What is being asked: Scan the listing below. Copy each line that contains "title".

##########

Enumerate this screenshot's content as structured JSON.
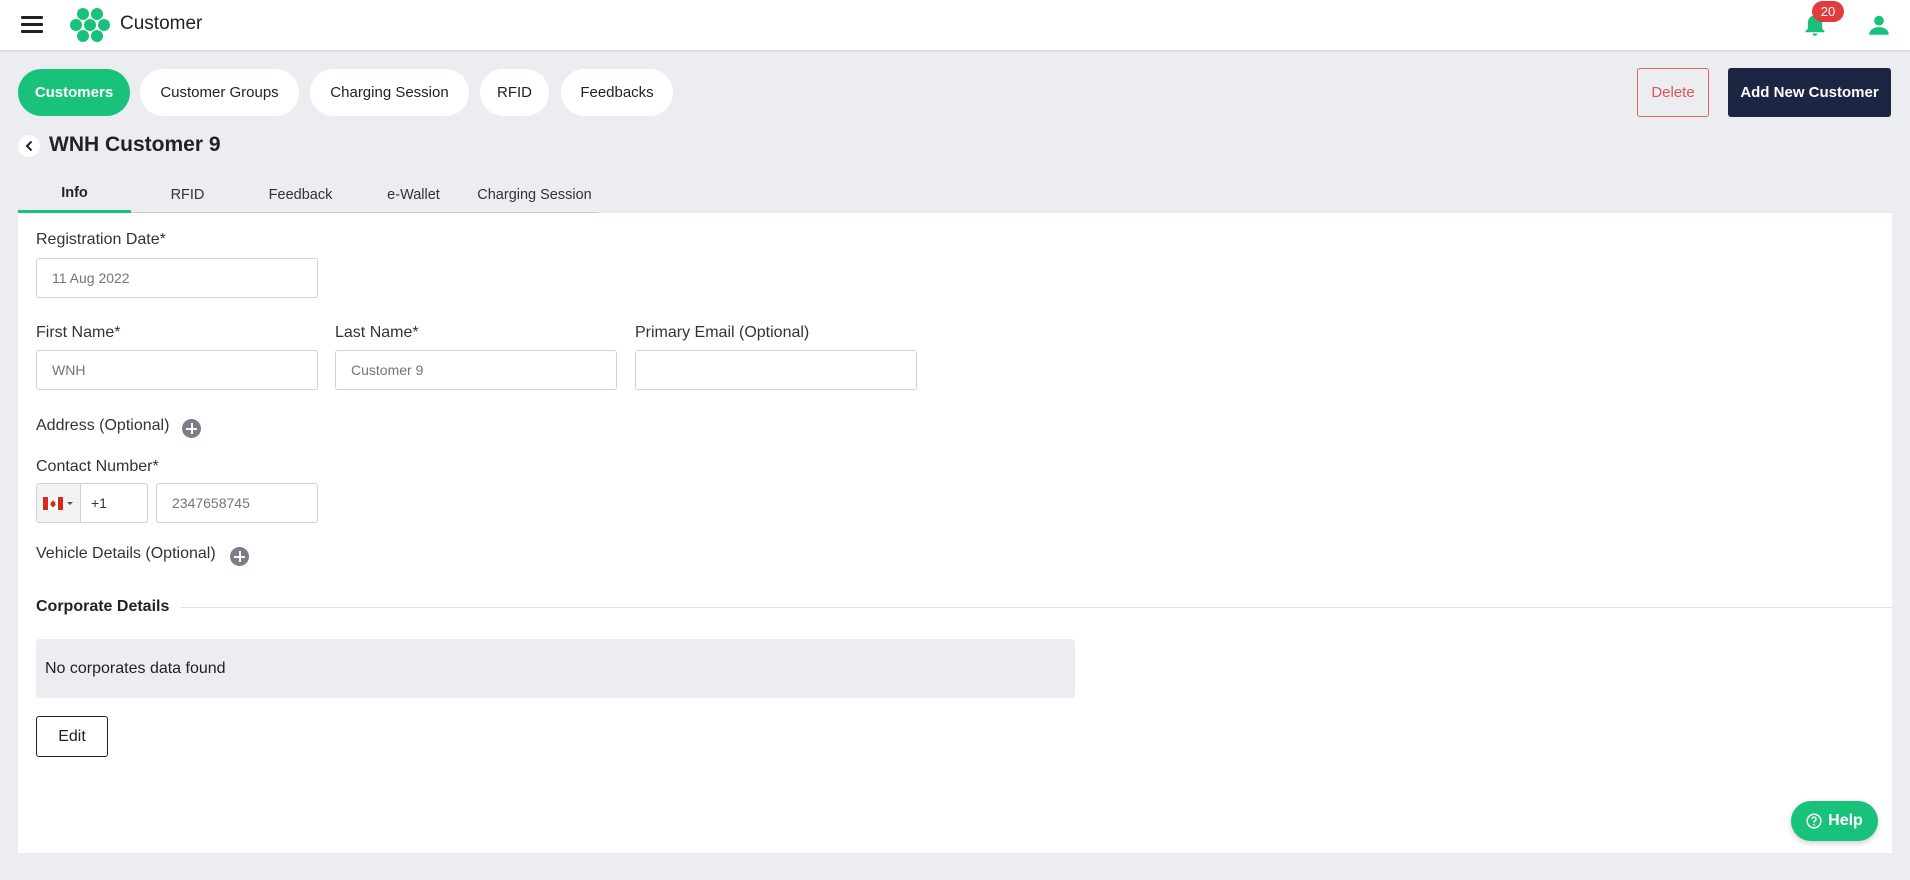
{
  "header": {
    "title": "Customer",
    "notification_count": "20",
    "colors": {
      "accent": "#19c27a",
      "dark": "#1c2541",
      "danger": "#e03c3c"
    }
  },
  "pills": [
    {
      "label": "Customers",
      "active": true
    },
    {
      "label": "Customer Groups",
      "active": false
    },
    {
      "label": "Charging Session",
      "active": false
    },
    {
      "label": "RFID",
      "active": false
    },
    {
      "label": "Feedbacks",
      "active": false
    }
  ],
  "actions": {
    "delete_label": "Delete",
    "add_label": "Add New Customer"
  },
  "page": {
    "title": "WNH Customer 9"
  },
  "subtabs": [
    {
      "label": "Info",
      "active": true
    },
    {
      "label": "RFID",
      "active": false
    },
    {
      "label": "Feedback",
      "active": false
    },
    {
      "label": "e-Wallet",
      "active": false
    },
    {
      "label": "Charging Session",
      "active": false
    }
  ],
  "form": {
    "registration_date": {
      "label": "Registration Date*",
      "placeholder": "11 Aug 2022"
    },
    "first_name": {
      "label": "First Name*",
      "placeholder": "WNH"
    },
    "last_name": {
      "label": "Last Name*",
      "placeholder": "Customer 9"
    },
    "email": {
      "label": "Primary Email (Optional)",
      "placeholder": ""
    },
    "address": {
      "label": "Address (Optional)"
    },
    "contact": {
      "label": "Contact Number*",
      "country": "CA",
      "dial_code": "+1",
      "placeholder": "2347658745"
    },
    "vehicle": {
      "label": "Vehicle Details (Optional)"
    }
  },
  "corporate": {
    "title": "Corporate Details",
    "empty_text": "No corporates data found",
    "edit_label": "Edit"
  },
  "help": {
    "label": "Help"
  }
}
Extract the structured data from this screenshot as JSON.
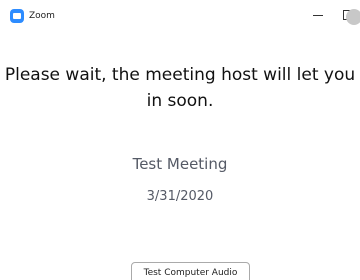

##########

Output below:
    "title": "Customer",
    "title": "WNH Customer 9"
    "title": "Corporate Details",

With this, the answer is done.